Residential Segregation Persists as African Americans Move to Suburbs
Harrison, Roderick J., The New Crisis
Suburban populations in the United States grew in diversity in the last decade, as more people of color headed toward communities that once so clearly represented the American Dream. But that movement didn't automatically lead to significant increases in integration, and African Americans remained among the most racially segregated population groups in the nation, according to data from the 2000 Census.
There can be no denying a slow-paced crawl toward integration, but close study of the census data indicates that our nation remains largely a collection of racially segregated communities.
The portion of Blacks living in suburbs grew from 34 percent in 1990 to 39 percent in 2000, while Hispanics went from 46 percent to 49 percent and Asians from 53 percent to 58 percent. Though whites (non-Hispanic) were 82.1 percent of U.S. suburbia in 1990, census data indicate that almost one in four suburban residents are now African American, Hispanic or Asian. Whites, however, still were far more likely to live in suburbs (nearly 71 percent) than any other group.
That reality, along with a drop in white populations in the nation's central cities and a jump in those cities' minority populations reinforced a U.S. racial divide: cities made up largely of people of color and suburbs with mainly white populations.
Overall, the fraction of whites living in central cities dropped from almost 60 percent in 1990 to a bare majority (51.4 percent) in 2000. Whites were the minority in the nation's 100 largest cities. By contrast, African Americans constituted 21.8 percent of central city populations (about the same as 1990's, 21.4 percent), Hispanics 19.3 percent (up from 14.1) and Asians 6 percent (up from 4).
(There is evidence that in some major cities white flight dropped, and perhaps even reversed itself, late in the decade. However, these developments were not yet strong enough to counter the trends toward increasingly minority central cities, and probably will not be in the next decade if Hispanic and Asian immigrant populations continue to grow in the central cities.)
In the midst of the nation's growing diversity - in which about 69 percent of the population is white, 12.3 percent African American, 12.5 percent Hispanic, and about 4 percent Asian - Black America remains the most racially isolated.
The dissimilarity index - an equation by which segregation is measured - did drop slightly for African Americans, from 69.5 in 1990 to 65.2 in 2000, according to a Brookings Institution analysis of 2000 Census data conducted by Edward L. Glaeser and Jacob L. Vigdor. That is Black America's lowest level since 1920.

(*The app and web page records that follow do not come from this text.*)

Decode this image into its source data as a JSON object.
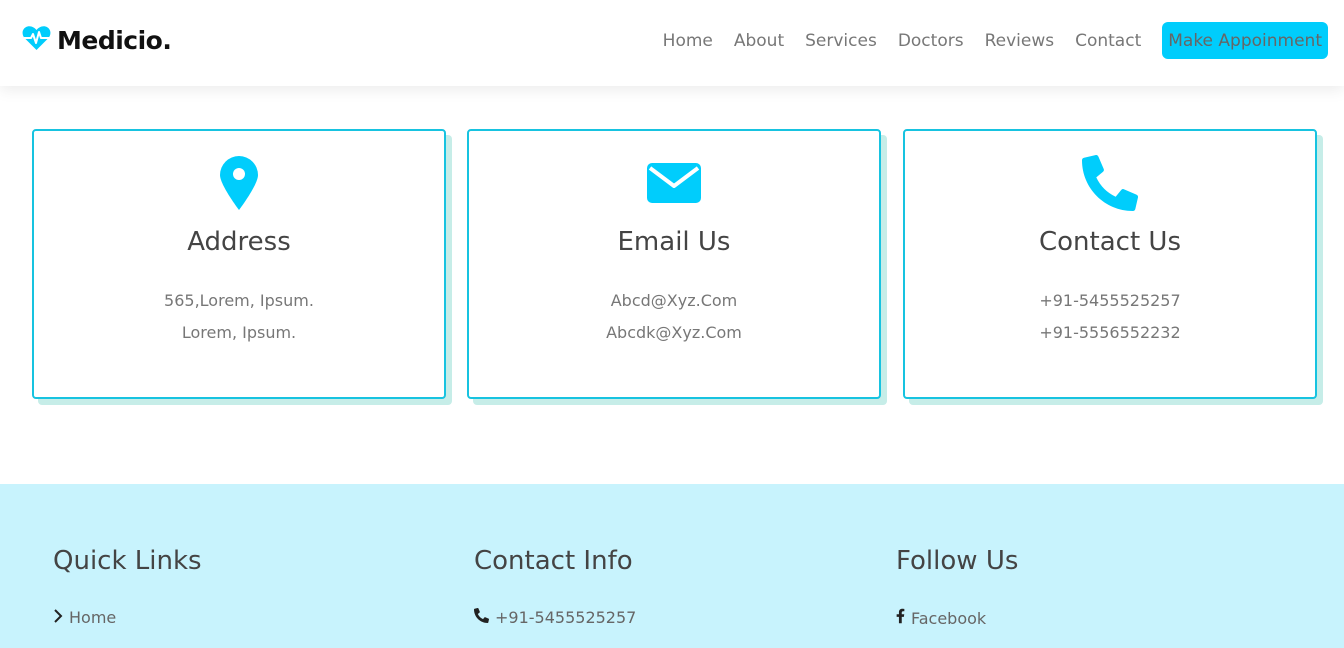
{
  "brand": {
    "name": "Medicio.",
    "icon": "heart-pulse-icon",
    "accent": "#00cdfc"
  },
  "nav": {
    "links": [
      "Home",
      "About",
      "Services",
      "Doctors",
      "Reviews",
      "Contact"
    ],
    "cta": "Make Appoinment"
  },
  "cards": [
    {
      "icon": "map-marker-icon",
      "title": "Address",
      "lines": [
        "565,Lorem, Ipsum.",
        "Lorem, Ipsum."
      ]
    },
    {
      "icon": "envelope-icon",
      "title": "Email Us",
      "lines": [
        "Abcd@Xyz.Com",
        "Abcdk@Xyz.Com"
      ]
    },
    {
      "icon": "phone-icon",
      "title": "Contact Us",
      "lines": [
        "+91-5455525257",
        "+91-5556552232"
      ]
    }
  ],
  "footer": {
    "quick_links": {
      "title": "Quick Links",
      "items": [
        {
          "icon": "chevron-right-icon",
          "label": "Home"
        }
      ]
    },
    "contact_info": {
      "title": "Contact Info",
      "items": [
        {
          "icon": "phone-icon",
          "label": "+91-5455525257"
        }
      ]
    },
    "follow_us": {
      "title": "Follow Us",
      "items": [
        {
          "icon": "facebook-icon",
          "label": "Facebook"
        }
      ]
    }
  },
  "colors": {
    "card_border": "#17c3e0",
    "card_shadow": "#c6ede8",
    "footer_bg": "#c8f3fd"
  }
}
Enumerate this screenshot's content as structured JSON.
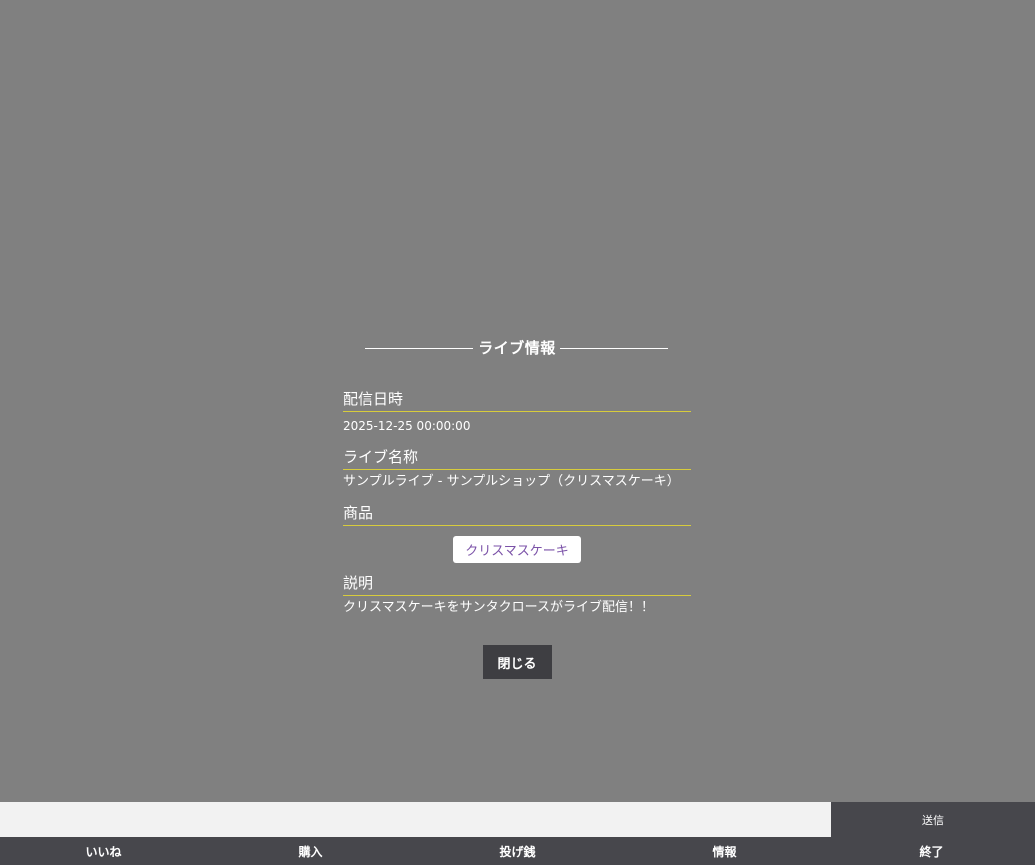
{
  "modal": {
    "title": "ライブ情報",
    "sections": {
      "datetime": {
        "heading": "配信日時",
        "value": "2025-12-25 00:00:00"
      },
      "name": {
        "heading": "ライブ名称",
        "value": "サンプルライブ - サンプルショップ（クリスマスケーキ）"
      },
      "product": {
        "heading": "商品",
        "button_label": "クリスマスケーキ"
      },
      "description": {
        "heading": "説明",
        "value": "クリスマスケーキをサンタクロースがライブ配信！！"
      }
    },
    "close_label": "閉じる"
  },
  "comment": {
    "input_value": "",
    "placeholder": "",
    "send_label": "送信"
  },
  "nav": {
    "items": [
      {
        "label": "いいね"
      },
      {
        "label": "購入"
      },
      {
        "label": "投げ銭"
      },
      {
        "label": "情報"
      },
      {
        "label": "終了"
      }
    ]
  },
  "colors": {
    "background": "#808080",
    "heading_underline": "#d7cc3c",
    "product_text": "#7b52a8",
    "dark_button": "#3e3e42",
    "nav_bar": "#47474c"
  }
}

Social scientists, however, consider dissimilarity scores over 60 to reflect high levels of segregation. The dissimilarity scores for Hispanics (51.5 in 2000 and 51.3 in 1990), and for Asians (42.0 in 2000, and 43.9 in 1990) represent moderate levels of segregation. At this pace (a 4. …